"Live and let live" is an excellent rule when interpreted correctly. It does not mean "Everyone should be allowed to do whatever they want," but "Everyone should be allowed to do whatever they want, as long as the only people they harm are themselves." Unfortunately, as long as you interact with other living things at all, this second part of the rule limits you quite a lot. Norwegian smokers have noticed this in the past two years, since stricter regulations were imposed July 2005. It is now legal to buy boxes of cigarettes with THIS THING YOU JUST BOUGHT WILL BE YOUR DEATH!!! written on them, but you can’t smoke them anywhere indoors. And since Norway has about six months of white winter and four months of green winter, this makes being a smoker in Norway a cold, wet and lonely existence. (Or so I hope. I am not a smoker.) And this is ok, because by now everyone knows that smoking is unhealthy and addictive and every smoker knew this when they started. It is a stupid choice, and if you insist on making it, then you should accept being left outside in the cold. Literally.

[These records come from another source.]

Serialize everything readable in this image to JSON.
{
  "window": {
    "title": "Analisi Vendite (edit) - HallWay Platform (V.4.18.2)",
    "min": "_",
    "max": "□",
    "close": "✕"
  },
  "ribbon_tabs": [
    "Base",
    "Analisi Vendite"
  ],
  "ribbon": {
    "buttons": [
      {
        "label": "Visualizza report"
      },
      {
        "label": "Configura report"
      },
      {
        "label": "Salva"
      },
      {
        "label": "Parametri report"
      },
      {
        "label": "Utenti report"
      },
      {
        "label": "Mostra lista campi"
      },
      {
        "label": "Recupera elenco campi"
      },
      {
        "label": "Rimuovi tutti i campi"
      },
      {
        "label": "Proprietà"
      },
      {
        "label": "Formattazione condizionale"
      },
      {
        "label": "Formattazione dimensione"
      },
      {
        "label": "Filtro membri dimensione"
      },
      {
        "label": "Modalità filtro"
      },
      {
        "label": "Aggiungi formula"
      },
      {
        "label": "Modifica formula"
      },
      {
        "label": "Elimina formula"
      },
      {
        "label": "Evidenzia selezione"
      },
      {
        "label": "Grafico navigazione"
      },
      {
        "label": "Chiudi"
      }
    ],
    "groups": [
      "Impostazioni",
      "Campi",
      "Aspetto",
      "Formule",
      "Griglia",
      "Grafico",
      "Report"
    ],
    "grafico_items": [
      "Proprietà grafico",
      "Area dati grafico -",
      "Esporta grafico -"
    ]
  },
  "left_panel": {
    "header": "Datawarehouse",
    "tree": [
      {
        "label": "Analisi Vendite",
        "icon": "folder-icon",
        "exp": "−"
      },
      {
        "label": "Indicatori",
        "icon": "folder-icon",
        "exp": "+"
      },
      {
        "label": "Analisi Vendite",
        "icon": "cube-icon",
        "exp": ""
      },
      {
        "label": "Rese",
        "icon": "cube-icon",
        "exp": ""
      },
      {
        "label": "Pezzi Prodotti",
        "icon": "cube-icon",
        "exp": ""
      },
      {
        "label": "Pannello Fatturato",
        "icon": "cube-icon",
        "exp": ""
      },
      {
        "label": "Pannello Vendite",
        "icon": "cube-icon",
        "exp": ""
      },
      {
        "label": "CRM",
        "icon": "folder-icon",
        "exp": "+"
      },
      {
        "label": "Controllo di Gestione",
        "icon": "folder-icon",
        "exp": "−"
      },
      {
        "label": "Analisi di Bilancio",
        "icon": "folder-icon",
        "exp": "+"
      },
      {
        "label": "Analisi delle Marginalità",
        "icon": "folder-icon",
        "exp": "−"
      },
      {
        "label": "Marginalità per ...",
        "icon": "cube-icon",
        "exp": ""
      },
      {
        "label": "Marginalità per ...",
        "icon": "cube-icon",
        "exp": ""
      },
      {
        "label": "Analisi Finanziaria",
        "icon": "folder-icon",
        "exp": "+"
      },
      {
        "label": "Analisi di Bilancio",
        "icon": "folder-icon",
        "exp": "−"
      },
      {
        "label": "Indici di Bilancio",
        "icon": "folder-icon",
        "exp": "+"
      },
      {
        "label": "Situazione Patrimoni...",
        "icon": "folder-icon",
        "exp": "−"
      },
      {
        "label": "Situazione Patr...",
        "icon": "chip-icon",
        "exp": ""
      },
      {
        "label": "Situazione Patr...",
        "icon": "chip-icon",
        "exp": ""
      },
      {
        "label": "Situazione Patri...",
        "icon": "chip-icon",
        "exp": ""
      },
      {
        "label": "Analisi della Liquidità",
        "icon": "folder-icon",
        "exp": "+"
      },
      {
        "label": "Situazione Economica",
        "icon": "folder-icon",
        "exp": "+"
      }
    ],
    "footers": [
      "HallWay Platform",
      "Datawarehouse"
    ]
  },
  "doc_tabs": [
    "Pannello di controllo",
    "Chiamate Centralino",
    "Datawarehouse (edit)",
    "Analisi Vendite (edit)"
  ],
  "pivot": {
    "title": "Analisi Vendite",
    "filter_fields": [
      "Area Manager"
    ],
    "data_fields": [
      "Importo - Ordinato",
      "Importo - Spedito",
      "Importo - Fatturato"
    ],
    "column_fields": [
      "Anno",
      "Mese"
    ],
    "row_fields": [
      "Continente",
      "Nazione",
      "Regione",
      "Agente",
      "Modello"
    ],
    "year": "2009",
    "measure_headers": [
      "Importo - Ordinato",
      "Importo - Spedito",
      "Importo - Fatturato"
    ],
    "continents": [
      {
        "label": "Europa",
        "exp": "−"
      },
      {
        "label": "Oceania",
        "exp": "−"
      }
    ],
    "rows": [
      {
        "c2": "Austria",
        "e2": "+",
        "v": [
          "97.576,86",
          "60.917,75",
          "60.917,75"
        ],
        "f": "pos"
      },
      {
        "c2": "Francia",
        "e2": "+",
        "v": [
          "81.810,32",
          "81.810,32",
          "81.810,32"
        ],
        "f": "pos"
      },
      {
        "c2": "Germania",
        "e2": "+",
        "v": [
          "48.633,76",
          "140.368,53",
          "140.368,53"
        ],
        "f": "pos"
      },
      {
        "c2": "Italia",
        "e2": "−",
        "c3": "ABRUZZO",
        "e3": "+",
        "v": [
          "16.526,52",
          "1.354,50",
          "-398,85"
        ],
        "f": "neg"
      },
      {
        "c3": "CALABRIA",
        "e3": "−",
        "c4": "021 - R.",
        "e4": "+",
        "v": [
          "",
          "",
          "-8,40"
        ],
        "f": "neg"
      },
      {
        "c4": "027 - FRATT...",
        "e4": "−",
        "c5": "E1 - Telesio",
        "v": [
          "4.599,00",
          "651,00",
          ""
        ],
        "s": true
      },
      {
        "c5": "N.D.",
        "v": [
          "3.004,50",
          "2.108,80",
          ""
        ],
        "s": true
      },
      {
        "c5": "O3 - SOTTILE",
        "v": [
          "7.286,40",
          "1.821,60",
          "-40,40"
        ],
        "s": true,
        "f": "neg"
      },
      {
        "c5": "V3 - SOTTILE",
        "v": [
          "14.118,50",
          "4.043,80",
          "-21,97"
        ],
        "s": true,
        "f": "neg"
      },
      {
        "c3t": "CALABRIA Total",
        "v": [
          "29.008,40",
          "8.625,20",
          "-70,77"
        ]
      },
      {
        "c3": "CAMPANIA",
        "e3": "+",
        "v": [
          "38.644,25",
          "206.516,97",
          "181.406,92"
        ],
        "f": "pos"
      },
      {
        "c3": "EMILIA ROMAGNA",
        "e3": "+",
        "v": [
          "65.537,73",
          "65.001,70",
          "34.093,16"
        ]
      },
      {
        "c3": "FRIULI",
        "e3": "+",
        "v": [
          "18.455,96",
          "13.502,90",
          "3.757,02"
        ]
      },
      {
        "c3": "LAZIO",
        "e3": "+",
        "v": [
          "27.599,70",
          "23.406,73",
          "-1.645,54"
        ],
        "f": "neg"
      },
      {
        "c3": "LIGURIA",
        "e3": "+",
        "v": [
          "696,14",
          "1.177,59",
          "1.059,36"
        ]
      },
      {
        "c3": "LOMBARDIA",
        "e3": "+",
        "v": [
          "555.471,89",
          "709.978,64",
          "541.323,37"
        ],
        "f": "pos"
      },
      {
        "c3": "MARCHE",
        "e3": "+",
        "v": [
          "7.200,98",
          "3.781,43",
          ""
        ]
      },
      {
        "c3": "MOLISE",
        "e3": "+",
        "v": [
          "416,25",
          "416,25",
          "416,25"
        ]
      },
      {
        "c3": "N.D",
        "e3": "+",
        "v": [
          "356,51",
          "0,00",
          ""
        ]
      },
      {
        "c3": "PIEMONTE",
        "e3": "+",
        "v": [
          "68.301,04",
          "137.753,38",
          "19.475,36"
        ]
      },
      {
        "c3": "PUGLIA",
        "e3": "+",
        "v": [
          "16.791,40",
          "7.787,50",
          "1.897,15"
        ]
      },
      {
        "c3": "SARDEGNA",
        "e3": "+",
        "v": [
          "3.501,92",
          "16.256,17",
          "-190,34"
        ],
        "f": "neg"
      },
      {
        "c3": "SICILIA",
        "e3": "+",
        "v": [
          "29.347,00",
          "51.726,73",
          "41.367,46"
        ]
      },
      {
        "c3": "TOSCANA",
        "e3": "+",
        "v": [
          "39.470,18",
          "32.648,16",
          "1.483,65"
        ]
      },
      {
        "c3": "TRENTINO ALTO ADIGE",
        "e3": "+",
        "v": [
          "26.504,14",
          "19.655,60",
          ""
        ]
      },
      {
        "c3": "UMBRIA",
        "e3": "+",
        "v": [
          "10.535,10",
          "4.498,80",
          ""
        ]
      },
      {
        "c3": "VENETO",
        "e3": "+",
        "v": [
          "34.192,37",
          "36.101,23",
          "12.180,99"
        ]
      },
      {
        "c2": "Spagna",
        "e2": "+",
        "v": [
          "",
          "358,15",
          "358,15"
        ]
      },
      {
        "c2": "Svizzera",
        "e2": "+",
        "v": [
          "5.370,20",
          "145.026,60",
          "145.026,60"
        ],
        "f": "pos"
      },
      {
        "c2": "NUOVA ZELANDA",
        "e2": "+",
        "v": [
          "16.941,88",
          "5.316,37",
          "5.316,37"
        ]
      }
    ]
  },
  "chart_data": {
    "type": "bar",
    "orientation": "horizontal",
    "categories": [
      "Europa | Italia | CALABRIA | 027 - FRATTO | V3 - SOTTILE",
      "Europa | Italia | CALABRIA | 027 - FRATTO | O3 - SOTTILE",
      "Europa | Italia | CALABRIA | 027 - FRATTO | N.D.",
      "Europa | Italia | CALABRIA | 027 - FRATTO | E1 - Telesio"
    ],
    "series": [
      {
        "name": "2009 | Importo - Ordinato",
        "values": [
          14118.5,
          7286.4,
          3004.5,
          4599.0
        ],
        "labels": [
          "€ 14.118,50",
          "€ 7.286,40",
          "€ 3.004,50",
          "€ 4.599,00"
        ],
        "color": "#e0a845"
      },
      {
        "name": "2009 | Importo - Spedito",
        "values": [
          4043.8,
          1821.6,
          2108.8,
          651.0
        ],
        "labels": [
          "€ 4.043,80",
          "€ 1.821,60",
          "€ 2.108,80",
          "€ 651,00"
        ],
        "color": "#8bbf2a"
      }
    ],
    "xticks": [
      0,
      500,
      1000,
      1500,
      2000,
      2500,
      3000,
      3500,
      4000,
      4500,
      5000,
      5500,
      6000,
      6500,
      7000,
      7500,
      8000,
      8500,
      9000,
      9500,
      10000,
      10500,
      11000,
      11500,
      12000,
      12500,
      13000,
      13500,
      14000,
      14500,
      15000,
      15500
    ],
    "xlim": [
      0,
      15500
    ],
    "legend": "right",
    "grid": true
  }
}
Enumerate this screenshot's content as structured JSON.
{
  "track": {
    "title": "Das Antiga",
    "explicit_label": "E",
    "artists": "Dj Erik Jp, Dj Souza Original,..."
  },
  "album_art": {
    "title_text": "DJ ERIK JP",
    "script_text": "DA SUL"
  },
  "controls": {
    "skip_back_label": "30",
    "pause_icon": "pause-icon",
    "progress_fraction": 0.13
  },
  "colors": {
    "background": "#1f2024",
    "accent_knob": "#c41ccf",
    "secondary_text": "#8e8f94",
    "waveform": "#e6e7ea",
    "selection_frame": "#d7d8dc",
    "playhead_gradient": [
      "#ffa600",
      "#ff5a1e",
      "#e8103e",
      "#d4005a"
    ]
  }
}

When I fly, I wish other stupid choices were treated the same way as the choice to start smoking. By now, shouldn’t we assume that most people in the Western world know how to behave when they travel? As Eddie Izzard says: if you need to watch the part of the security information when they tell you how to put on your seatbelt, how did you manage to buy a plane ticket? And with all the publicity about the new limit on fluids in carry-on luggage, shouldn’t people have gotten the message by now? I don’t really see how putting my eye cream in a plastic bag makes the world a safer place, but I just do it. I don’t wait for security personel at the airport to remind me and then hold up the line while arguing with them about my economy-size shampoo bottle I just have to bring with me everywhere. I’ve seen people standing next to a "Remove your laptop and place it in a tray" sign discussing (in the same language as the sign was written in) whether or not they should keep their laptops in their bags. I always manage to stand directly behind someone in the check-in line who didn’t realize that not only do you have to bring your passport and your ticket with you when you travel, you also shouldn’t bring twice as much luggage as you are allowed to, unless you are prepared to pay for it. And most of all: if you don’t show up for the flight, that should be your own problem. At Schiphol Airport in the Netherlands, they say over the intercom: "Mr. ________, you are delaying the flight." which I think is just rude enough.